March 16, 2008
Food - Local Systems, Farmer's Diner
Why Local Systems?
The Farmers Diner shortens the road from the farm field to the diner plate. The current commercial food system is a mess. The Farmers Diner follows a simple design: buy great ingredients directly from area farmers and prepare great meals for local customers. Why would a Vermonter eat lamb from New Zealand? This makes no sense environmentally, agriculturally or economically.
The Farmer's Diner makes it easy to eat locally, which is sustainable for communities as well as the planet by combining time-tested restaurant-chain basics
with socially responsible economics and operations.
How it Works:
• A regional pod of five diners will create an annual market of $1,200,000 for local and regional farmers and producers. A "pod" is a group of diners that share purchasing and preparation by a central commissary that makes purchasing, delivery by farmers, and initial processing much more efficient than if each diner did it alone.
• The Farmers Diner buys the best-raised local and regional farm products, with a preference for the highest quality, closest-by products. Beef must have access to the outdoors and pasture as a principal part of their feed ration and may not be raised with added hormones nor antibiotics. The local area pork that we purchase is raised without added hormones or antibiotics and are raised outdoors or on deeply bedded packs. These practices eliminate improper waste management and focus farmers on husbandry and not industrial management.
• In-season vegetables, when not available from area organic sources, will be sourced from area growers who use Integrated Pest Management systems, thus reducing the amount of harmful chemicals and poisons released into the environment. When local or close-by regional produce is not available, The Farmers Diner currently uses an area produce company supplying typical commercial vegetables.
• Using the Department of Commerce multiplier for dollars spent in local communities, it is estimated that the $1,200,000 spent by a 5-diner pod in local agrarian communities will translate into an economic force of approximately $6,000,000 annually. This will encourage other farm and distribution-related services to be created.
• Each pod of five diners will help maintain and create new farms. With each farm or local processor supplying $30,000 - $120,000 worth of food to The Farmers Diner this translates into 10-40 local farms or other food businesses more secure in their economic viability.

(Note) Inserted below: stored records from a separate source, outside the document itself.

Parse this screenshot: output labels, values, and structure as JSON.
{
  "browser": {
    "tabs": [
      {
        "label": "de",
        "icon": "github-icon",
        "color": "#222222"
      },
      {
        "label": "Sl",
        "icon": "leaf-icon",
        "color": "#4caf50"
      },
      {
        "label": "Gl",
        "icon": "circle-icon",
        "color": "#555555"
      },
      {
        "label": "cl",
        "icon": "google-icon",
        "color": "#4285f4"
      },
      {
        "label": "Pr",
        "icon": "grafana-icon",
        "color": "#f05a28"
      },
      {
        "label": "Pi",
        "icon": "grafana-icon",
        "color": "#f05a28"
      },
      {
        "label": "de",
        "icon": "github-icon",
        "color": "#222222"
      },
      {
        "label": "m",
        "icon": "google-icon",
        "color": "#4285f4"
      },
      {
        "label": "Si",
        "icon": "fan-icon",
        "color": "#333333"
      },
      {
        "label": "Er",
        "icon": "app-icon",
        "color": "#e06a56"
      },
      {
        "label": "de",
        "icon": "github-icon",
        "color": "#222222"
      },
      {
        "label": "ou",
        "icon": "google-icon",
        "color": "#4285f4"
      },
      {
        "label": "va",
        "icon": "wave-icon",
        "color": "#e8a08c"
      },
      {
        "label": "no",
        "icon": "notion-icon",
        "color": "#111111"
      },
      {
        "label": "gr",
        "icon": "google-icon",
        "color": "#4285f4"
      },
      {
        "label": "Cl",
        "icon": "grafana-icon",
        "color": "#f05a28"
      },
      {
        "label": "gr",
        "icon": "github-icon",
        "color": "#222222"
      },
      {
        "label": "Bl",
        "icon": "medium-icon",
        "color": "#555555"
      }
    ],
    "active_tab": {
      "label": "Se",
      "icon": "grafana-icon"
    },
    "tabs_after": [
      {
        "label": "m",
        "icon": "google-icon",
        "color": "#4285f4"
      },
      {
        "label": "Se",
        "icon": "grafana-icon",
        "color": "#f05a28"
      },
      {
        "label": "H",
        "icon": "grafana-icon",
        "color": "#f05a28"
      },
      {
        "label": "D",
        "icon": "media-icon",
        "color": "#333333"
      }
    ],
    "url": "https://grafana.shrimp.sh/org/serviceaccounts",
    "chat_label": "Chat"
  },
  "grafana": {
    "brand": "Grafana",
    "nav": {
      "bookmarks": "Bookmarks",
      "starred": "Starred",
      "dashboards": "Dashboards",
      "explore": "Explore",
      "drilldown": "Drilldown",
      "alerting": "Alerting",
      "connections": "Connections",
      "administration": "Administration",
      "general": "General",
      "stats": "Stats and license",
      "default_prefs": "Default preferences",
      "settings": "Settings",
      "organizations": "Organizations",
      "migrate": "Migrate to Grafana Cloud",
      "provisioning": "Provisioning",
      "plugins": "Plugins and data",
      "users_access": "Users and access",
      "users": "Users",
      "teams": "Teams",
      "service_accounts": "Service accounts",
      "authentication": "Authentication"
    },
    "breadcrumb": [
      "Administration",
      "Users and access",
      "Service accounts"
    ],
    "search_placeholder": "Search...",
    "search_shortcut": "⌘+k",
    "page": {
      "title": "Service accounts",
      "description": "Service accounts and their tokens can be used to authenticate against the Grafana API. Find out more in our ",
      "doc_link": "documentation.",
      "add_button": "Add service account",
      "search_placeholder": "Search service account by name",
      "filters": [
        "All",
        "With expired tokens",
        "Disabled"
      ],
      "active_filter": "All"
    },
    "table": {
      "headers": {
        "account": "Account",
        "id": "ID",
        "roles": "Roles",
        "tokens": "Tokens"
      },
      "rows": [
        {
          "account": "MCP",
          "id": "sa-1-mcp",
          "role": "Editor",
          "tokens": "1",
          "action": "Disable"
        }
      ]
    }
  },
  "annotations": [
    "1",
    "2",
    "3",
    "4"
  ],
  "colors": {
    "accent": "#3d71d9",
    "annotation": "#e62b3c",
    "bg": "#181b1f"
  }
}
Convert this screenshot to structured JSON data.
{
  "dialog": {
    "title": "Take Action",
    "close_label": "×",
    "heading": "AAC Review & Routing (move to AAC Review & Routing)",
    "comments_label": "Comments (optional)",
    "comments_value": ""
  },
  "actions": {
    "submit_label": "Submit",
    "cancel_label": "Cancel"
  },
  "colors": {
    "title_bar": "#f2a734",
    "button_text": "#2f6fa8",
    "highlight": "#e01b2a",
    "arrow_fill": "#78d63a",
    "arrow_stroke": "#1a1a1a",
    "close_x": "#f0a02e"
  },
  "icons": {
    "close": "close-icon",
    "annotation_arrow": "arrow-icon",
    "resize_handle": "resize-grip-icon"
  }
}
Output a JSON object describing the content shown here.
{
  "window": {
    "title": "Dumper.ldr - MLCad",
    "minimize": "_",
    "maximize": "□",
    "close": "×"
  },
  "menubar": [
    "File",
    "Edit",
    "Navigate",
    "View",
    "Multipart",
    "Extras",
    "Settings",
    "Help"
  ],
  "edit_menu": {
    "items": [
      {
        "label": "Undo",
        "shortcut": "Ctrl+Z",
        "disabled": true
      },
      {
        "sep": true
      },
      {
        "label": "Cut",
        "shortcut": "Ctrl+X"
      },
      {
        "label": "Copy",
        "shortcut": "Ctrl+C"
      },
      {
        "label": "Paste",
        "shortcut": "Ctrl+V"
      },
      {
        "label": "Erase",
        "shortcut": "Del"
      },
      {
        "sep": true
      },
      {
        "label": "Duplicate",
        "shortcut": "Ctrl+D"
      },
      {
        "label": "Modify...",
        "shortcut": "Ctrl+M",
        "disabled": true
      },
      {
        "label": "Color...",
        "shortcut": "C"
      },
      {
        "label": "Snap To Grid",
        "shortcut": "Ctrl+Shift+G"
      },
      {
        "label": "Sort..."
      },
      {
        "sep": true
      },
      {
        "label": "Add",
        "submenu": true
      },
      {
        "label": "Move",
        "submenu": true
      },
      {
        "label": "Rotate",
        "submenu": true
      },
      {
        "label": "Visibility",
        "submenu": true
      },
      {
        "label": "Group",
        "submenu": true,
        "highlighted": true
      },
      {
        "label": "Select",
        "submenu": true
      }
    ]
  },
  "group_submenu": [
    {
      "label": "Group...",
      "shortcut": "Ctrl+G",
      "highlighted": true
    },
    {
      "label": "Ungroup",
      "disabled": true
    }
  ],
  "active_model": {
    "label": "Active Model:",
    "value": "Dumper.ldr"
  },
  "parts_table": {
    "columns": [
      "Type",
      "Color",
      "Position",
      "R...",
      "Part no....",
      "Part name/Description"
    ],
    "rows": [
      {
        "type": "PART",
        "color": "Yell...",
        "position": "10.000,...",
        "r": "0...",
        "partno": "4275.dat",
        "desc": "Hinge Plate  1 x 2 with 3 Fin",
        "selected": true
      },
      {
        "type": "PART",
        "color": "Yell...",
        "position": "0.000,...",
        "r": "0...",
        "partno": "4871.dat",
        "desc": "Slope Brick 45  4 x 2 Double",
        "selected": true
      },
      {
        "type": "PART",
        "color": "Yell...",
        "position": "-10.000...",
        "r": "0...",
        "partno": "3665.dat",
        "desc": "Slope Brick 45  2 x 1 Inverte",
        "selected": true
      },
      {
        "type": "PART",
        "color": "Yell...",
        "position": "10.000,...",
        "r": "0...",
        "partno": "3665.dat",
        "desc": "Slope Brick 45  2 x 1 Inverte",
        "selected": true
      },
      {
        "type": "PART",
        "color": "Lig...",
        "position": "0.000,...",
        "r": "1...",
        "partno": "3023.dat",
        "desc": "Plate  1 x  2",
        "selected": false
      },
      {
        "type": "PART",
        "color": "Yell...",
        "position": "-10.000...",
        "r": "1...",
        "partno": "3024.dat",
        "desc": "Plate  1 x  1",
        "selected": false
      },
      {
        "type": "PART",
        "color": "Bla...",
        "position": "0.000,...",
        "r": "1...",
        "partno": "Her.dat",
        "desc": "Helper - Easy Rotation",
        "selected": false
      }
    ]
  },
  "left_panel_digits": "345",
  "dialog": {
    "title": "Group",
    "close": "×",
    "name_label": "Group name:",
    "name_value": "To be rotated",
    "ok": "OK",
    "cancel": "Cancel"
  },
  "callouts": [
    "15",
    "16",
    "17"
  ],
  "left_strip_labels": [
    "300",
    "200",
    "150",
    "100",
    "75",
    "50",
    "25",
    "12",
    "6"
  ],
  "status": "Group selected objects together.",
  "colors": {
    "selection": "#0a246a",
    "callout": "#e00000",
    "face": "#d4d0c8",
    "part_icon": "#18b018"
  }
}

• Using the pod commissary model for processing local produce will help farmers to diversify their operations and receive better compensation without the time requirement of coordinating processing and distribution. This will assist farmers in moving towards polyculture (multiple products) and away from sole dependence upon commodity monoculture.
Our method for creating more The Farmers Diner restaurants will be pretty simple. In each new market area we attract a local group of farmers, business leaders, investors and others who care about viable communities. The Farmers Diner provides the local partners with technical and financial resources in launching and managing a pod of new diners in their area.
This model allows The Farmers Diner to leverage its core business processes, technology and management expertise across multiple locations with significant economy of scale. This will allow us to increase benefits to employees, pay profitable prices to local farmers and provide a good return to our investors.
+ supports and sustains local agriculture
+ creates jobs
+ strengthens communities
+ less need for current food transport system = less carbon
+ increases transparency of where food comes from (listing sources on menus)
Other restaurants with menus built around locally harvested foods:
Chez Panisse: http://www.chezpanisse.com/
The White Dog Cafe: http://www.whitedog.com/
Local 121: http://www.local121.com/home
Farmer's Diner website: